(Nov. 30, 2011) On November 29, 2011, the upper house of Nigeria's National Assembly adopted the Same Gender Marriage (Prohibition) Bill, a proposal that aims to criminalize same-sex marriage. (Ademola Adebayo, Senate Outlaws Same Sex Marriage … Offenders to Get up to 14-Year Jail Term, DAILY TRUST (Nov. 29, 2011).) To take effect, the bill will need the concurrence of the 360-member House of Representatives and presidential assent. (Constitution of the Federal Republic of Nigeria, 1999, § 58, International Center for Nigerian Law (ICNL) website.)
The bill puts the penalty for same-sex marriage on a par with the penalties for a homosexual act. A homosexual act is a felony punishable on conviction by 14 years of imprisonment, under the Federal Criminal Code Act. (Criminal Code Act, § 214, 4 LAWS OF THE FEDERATION OF NIGERIA [LFN], Cap. C38 [rev. ed. 2006], available at ICNL website [Note: the online text of the Code is from the 1990 edition of the LFN, but the text of the article is the same].)
The initial draft of the Same Gender Marriage (Prohibition) Bill sought to impose relatively lower sentences for violations of its provisions; persons who entered into same-sex marriages were subject, under its provisions, to a penalty of three years in prison, and accessories to the crime were subject to five years in prison and/or a fine. (Hanibal Goitom, Nigeria: Senate Considering Legislation to Criminalize Same-Sex Marriage, GLOBAL LEGAL MONITOR (Oct. 4, 2011).) However, the version that the Senate ended up adopting appears to have dramatically increased the penalty for same-sex marriage to 14 years in prison for the parties to the marriage and 10 years in prison for accessories. (Adebayo, supra.)

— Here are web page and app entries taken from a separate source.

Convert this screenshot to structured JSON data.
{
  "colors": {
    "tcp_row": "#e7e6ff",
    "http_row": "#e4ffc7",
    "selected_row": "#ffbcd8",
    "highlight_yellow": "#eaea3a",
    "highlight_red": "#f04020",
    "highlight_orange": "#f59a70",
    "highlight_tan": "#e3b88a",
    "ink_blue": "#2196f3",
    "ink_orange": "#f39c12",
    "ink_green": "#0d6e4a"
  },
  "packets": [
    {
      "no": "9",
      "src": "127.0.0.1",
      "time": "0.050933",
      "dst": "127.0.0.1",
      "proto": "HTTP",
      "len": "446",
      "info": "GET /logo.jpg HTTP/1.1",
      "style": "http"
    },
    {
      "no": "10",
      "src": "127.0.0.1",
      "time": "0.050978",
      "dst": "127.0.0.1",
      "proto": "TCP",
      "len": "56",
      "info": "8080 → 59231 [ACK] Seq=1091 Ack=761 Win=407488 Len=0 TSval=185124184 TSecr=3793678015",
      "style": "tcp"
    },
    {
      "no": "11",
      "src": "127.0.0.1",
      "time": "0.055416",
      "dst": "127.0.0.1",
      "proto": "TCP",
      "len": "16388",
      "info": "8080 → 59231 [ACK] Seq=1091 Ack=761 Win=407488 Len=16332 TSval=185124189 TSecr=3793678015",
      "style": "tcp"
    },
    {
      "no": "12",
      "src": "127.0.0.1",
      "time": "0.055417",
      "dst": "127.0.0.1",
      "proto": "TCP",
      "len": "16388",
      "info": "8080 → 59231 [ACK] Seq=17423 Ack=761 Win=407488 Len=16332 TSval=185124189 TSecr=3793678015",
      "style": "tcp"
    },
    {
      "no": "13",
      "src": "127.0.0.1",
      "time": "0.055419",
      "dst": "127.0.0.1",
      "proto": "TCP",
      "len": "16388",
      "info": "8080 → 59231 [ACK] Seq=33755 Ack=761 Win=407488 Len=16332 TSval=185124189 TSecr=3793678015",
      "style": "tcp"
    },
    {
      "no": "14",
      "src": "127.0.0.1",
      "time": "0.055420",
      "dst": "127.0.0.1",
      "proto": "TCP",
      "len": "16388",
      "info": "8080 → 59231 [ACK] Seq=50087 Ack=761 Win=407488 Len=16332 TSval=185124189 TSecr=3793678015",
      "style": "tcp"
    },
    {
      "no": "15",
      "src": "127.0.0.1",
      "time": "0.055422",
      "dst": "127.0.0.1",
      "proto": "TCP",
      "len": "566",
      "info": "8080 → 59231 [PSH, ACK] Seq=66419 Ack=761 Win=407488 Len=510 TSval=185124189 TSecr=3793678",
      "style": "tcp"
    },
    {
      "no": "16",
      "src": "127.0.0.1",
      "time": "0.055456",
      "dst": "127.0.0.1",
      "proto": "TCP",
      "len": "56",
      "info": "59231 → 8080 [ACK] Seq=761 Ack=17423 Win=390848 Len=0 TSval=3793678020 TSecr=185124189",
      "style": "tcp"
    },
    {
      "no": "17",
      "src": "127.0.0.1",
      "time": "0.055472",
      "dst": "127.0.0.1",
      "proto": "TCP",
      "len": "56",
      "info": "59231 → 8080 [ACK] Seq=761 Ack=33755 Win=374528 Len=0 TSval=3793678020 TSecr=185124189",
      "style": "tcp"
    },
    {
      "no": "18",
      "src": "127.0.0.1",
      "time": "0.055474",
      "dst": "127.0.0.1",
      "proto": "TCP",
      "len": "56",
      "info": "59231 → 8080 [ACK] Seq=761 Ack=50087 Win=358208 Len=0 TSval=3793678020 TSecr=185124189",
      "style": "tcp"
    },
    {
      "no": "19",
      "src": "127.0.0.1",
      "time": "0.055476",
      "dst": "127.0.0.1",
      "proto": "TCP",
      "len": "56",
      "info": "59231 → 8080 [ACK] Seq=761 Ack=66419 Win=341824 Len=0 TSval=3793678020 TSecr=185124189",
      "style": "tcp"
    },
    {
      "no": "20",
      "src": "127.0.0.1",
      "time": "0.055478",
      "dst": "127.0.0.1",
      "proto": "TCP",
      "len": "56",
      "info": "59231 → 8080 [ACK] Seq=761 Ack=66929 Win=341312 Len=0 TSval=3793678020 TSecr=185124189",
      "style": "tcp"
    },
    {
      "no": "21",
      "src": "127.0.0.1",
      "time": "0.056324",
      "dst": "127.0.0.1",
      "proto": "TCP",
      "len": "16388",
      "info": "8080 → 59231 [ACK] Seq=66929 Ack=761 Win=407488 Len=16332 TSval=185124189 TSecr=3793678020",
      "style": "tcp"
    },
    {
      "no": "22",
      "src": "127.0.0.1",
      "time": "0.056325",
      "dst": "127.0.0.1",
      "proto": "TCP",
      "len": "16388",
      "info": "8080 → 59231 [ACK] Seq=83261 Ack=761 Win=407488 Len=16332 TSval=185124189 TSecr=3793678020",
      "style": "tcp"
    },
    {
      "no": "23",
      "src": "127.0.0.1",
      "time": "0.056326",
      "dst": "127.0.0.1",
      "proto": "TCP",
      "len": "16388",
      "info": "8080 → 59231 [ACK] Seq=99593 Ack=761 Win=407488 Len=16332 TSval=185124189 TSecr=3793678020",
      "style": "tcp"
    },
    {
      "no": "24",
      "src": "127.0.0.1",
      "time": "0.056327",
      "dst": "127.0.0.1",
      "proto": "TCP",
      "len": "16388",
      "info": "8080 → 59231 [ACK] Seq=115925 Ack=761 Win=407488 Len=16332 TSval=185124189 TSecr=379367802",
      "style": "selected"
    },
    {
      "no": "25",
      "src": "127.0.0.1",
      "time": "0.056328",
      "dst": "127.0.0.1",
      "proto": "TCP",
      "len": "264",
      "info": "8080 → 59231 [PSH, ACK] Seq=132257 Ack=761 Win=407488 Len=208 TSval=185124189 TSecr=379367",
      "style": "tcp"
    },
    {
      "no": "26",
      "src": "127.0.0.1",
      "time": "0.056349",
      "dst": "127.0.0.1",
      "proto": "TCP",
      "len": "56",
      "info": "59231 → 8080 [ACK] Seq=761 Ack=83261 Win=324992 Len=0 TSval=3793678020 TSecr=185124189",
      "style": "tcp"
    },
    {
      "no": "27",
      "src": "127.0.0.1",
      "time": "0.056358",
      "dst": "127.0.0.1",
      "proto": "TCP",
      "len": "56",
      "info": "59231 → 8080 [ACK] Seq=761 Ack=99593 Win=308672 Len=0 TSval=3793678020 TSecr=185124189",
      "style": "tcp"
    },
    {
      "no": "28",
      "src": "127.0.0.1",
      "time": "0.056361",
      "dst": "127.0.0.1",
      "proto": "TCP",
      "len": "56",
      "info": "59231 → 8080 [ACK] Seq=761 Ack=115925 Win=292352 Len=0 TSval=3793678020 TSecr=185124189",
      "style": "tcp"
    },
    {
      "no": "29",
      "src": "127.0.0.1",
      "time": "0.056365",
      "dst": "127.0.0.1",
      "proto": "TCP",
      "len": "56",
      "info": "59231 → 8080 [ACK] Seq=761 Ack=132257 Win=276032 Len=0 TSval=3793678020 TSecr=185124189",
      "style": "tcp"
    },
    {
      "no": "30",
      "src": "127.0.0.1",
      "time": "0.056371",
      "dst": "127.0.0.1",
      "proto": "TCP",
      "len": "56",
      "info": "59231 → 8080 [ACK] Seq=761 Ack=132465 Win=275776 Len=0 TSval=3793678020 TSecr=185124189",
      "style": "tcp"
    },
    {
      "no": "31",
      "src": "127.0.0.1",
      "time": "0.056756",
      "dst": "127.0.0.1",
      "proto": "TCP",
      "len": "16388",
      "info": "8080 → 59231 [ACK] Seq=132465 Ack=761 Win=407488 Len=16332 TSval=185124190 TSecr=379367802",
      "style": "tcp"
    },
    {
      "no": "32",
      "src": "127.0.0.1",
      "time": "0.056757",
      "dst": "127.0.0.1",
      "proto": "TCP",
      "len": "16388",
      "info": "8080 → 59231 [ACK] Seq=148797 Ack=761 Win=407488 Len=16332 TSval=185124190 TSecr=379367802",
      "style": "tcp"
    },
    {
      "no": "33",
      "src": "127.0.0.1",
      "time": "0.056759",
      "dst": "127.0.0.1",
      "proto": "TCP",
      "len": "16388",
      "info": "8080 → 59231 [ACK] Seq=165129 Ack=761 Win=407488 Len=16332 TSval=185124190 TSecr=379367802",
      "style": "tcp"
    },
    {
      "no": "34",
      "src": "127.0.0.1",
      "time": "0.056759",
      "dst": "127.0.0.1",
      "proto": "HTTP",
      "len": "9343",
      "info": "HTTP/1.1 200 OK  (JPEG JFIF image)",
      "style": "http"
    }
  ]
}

During a public hearing on the bill leading up to its adoption, David Mark, president of the Nigerian Senate, had this to say about same-sex marriage:
[M]y faith as [a] Christian abhors it. It is incomprehensible to contemplate on [sic] same sex marriage. I cannot understand it. I cannot be a party to it. There are enough men and women to marry each other. The whole idea is the importation of foreign culture but this one would be a freedom too many. We cannot allow our tradition and value system [to be] eroded (id.).
The Same Gender Marriage (Prohibition) Bill is not a new proposal. It has been sent to the floor of the National Assembly twice before; it was initially proposed in 2006, but the measure failed when the term of the National Assembly ended in April 2007, and again in 2007, when it again expired with the end of the term of the National Assembly in April 2011. (Goitom, supra.) If the current bill does not secure the House of Representatives' approval and a presidential assent before April 2015, when the term of the current National Assembly expires, it will fail for the third time. (Id.)